Dr. Arun adds, “Rest, therapy and food can help deal with metabolic toxins. We have to periodically eliminate toxins and bring back harmony into the system. That’s how healing happens. Nature gives us warning signals when we need to take a break and if you do not heed the signals, it could manifest into some form of the disease. For instance, you will experience a lot of aches and pains in your body before arthritis sets in. The first signal of digestive problems includes constipation, indigestion, bloating and acidity. Taking an antacid does not sort the problem out.”
The purification processes in Ayurveda to balance the doshas are brought about by panchakarma therapies. “You will also find changing seasons leave your doshas in imbalance. When summer changes to monsoons, you go from extreme heat to sudden exposure to cold. The spring to winter change is gradual. Monsoons are recommended as an ideal time for panchakarma therapies, though of course you can undertake the therapies anytime during the year.”
At Niraamaya Retreats, several Ayurvedic therapies are recommended to bring the doshas back into balance, from short interventional programmes that help guests detox, manage stress and deal with weight issues which are often the result of stress, as well as intense Ayurveda immersion programmes. “They are a blend of diet and various traditional therapies such as Shirodhara, Pinda Swedanam, Pizhichil, Njavarakizhy, Udwarthanam, Nasyam, and several such.”

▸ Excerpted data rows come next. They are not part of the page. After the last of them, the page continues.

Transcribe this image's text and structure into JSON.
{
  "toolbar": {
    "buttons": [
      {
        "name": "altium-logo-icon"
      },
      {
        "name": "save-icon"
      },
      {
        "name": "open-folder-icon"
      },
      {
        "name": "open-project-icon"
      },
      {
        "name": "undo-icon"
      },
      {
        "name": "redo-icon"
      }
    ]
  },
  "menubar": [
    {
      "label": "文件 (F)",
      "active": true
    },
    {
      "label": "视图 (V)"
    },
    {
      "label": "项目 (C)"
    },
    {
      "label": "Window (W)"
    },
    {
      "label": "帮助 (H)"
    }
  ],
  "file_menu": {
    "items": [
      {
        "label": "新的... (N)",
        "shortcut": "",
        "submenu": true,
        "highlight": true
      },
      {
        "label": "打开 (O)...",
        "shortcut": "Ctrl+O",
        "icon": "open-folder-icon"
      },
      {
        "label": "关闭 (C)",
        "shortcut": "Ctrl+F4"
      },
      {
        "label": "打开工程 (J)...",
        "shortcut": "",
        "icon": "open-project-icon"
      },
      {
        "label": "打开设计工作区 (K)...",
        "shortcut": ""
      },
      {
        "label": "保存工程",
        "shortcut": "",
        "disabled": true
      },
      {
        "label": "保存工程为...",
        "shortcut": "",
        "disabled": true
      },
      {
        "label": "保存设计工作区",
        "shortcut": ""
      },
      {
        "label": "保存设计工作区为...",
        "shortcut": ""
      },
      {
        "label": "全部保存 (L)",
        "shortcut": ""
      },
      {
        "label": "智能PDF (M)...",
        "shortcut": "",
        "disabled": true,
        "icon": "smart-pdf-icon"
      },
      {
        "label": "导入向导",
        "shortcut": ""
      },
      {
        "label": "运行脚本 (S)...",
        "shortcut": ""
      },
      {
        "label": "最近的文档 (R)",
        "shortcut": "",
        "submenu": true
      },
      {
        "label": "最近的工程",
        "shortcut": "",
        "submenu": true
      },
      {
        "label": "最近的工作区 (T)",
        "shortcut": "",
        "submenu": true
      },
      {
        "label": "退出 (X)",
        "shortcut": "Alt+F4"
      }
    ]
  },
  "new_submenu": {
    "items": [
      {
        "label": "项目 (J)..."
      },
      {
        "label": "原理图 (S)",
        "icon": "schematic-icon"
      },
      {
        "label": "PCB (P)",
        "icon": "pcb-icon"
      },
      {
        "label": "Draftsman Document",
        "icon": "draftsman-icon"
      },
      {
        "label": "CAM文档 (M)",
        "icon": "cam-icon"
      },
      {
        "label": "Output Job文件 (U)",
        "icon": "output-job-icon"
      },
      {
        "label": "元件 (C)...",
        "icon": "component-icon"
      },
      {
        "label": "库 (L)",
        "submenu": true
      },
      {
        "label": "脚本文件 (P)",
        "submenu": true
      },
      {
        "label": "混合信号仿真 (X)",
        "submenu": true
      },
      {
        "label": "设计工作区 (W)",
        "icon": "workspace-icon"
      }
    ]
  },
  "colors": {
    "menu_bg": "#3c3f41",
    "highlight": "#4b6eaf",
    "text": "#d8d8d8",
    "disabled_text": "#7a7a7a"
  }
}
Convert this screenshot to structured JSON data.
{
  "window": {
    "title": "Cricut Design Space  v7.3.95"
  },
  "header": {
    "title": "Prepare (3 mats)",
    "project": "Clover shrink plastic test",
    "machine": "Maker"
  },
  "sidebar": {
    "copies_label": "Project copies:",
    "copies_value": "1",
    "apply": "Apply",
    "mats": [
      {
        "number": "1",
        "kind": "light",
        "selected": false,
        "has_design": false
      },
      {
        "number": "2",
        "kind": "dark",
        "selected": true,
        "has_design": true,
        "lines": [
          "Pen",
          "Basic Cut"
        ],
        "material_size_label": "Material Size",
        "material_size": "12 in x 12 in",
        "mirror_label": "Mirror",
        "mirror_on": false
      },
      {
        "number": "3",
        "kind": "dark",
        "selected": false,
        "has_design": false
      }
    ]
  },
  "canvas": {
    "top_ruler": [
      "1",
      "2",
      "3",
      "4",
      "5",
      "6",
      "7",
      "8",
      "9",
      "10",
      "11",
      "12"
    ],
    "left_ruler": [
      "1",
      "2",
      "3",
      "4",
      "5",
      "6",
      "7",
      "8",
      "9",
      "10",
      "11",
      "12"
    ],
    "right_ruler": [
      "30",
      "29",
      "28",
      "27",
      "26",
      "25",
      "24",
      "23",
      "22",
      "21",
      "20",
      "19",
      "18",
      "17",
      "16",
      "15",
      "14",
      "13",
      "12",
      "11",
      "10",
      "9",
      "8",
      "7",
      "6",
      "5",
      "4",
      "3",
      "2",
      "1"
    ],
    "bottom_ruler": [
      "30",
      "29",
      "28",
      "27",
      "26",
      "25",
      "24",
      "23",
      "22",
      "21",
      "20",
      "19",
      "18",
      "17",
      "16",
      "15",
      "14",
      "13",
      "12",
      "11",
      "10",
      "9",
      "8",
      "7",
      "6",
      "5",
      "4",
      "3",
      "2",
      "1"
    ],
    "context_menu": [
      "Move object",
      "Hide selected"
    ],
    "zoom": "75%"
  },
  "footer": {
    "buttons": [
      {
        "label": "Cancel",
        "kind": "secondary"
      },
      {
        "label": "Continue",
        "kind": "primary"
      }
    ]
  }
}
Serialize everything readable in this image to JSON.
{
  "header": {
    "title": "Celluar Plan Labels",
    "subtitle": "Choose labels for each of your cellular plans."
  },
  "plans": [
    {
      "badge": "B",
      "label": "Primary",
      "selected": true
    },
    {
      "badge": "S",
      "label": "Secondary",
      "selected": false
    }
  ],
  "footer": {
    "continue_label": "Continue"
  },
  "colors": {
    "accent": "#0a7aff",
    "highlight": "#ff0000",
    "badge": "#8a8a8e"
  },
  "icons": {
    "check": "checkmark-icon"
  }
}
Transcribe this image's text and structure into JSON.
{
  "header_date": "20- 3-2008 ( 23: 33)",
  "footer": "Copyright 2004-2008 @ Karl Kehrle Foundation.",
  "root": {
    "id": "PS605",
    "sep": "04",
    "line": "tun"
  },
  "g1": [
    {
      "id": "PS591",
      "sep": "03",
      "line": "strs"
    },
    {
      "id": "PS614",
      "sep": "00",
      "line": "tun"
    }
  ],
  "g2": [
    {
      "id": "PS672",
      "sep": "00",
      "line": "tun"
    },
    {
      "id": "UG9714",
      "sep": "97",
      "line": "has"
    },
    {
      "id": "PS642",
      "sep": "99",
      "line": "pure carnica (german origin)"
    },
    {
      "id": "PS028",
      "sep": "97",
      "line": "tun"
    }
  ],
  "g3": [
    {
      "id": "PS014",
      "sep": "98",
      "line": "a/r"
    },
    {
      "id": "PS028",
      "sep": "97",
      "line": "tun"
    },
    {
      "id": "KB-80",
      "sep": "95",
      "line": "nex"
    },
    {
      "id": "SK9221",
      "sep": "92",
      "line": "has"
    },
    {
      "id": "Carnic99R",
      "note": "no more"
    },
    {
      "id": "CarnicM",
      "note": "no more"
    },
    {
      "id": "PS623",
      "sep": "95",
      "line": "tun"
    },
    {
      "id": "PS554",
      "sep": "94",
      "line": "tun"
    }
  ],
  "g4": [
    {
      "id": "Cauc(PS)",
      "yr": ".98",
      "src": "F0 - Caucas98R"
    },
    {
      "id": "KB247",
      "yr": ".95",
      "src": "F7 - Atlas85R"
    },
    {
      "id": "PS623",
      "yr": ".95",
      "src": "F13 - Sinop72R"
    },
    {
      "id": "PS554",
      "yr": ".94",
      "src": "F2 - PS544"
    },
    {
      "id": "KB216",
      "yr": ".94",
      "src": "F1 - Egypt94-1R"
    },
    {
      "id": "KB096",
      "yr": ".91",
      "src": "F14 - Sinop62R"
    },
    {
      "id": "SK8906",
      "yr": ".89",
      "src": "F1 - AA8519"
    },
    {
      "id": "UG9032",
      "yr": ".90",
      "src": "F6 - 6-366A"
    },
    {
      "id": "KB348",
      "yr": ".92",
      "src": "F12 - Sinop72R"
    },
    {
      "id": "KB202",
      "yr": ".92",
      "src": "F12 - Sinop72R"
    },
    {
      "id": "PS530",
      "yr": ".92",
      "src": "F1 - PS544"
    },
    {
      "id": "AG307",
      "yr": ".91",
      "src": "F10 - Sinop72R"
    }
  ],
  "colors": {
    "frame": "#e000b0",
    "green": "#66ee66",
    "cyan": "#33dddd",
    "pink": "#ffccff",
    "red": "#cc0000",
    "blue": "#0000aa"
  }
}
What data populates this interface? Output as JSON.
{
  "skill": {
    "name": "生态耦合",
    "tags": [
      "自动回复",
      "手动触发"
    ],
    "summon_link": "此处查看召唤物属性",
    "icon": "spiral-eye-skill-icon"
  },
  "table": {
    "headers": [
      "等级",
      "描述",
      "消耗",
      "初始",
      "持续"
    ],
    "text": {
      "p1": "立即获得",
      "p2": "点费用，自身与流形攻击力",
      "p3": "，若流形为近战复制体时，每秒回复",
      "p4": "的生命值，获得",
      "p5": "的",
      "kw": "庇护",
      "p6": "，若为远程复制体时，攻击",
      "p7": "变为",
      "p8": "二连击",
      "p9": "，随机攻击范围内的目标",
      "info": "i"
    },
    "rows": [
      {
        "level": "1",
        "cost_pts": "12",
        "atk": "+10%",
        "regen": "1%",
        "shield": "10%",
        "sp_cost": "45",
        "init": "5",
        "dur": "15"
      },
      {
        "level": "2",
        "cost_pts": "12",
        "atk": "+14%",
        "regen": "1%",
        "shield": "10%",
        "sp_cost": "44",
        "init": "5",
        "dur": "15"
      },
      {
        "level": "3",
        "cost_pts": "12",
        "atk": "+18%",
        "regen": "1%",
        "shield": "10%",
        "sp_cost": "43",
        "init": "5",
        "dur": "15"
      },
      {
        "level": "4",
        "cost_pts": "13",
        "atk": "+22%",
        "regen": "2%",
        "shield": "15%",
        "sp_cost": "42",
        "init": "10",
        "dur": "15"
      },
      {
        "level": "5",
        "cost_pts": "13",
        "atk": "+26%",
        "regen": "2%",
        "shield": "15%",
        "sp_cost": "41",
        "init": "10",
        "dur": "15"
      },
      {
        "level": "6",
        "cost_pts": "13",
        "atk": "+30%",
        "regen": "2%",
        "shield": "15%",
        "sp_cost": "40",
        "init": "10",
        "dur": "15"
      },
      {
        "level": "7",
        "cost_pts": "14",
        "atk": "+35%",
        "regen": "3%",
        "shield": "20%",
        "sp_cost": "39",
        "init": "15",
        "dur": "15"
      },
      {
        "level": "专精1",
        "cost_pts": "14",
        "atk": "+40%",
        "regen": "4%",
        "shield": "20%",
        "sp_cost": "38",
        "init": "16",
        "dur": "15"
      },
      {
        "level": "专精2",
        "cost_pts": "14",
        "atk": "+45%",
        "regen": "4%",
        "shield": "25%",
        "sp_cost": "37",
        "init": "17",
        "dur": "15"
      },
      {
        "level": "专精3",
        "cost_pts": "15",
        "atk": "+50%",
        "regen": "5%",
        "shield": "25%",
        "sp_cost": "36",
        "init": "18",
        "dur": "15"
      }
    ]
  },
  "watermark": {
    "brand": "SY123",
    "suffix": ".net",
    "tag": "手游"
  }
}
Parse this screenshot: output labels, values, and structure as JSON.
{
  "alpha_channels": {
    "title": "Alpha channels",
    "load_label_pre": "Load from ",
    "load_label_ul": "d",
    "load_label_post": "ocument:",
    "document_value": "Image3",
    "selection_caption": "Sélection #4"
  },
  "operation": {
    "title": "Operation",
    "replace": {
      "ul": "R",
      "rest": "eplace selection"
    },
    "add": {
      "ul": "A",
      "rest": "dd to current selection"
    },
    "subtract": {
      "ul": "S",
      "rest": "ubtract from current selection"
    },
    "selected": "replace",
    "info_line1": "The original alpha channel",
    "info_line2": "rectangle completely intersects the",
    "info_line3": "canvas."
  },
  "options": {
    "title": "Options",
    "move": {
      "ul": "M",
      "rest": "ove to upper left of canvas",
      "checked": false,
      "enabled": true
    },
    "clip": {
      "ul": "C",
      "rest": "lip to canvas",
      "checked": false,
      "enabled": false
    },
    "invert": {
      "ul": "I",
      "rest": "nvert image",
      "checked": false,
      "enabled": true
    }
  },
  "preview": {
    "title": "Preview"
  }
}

Dr. Arun and his team devise holistic wellness treatments that follow the principles of Ayurveda and encompasses holistic wellness practices. Every guest is put through a consultation before a highly personalised programme of massages, therapies and diet is put together.
The programmes, based on ancient Ayurveda principles are administered in retreats that combine luxury with beautiful destinations to offer a holistic experience.
Live Science, an American magazine that talks about scientific development in the world of medicine, puts down a few facts about Ayurvedic medicine.
A glimpse of Ayurveda – The forgotten history and principles of Indian traditional medicine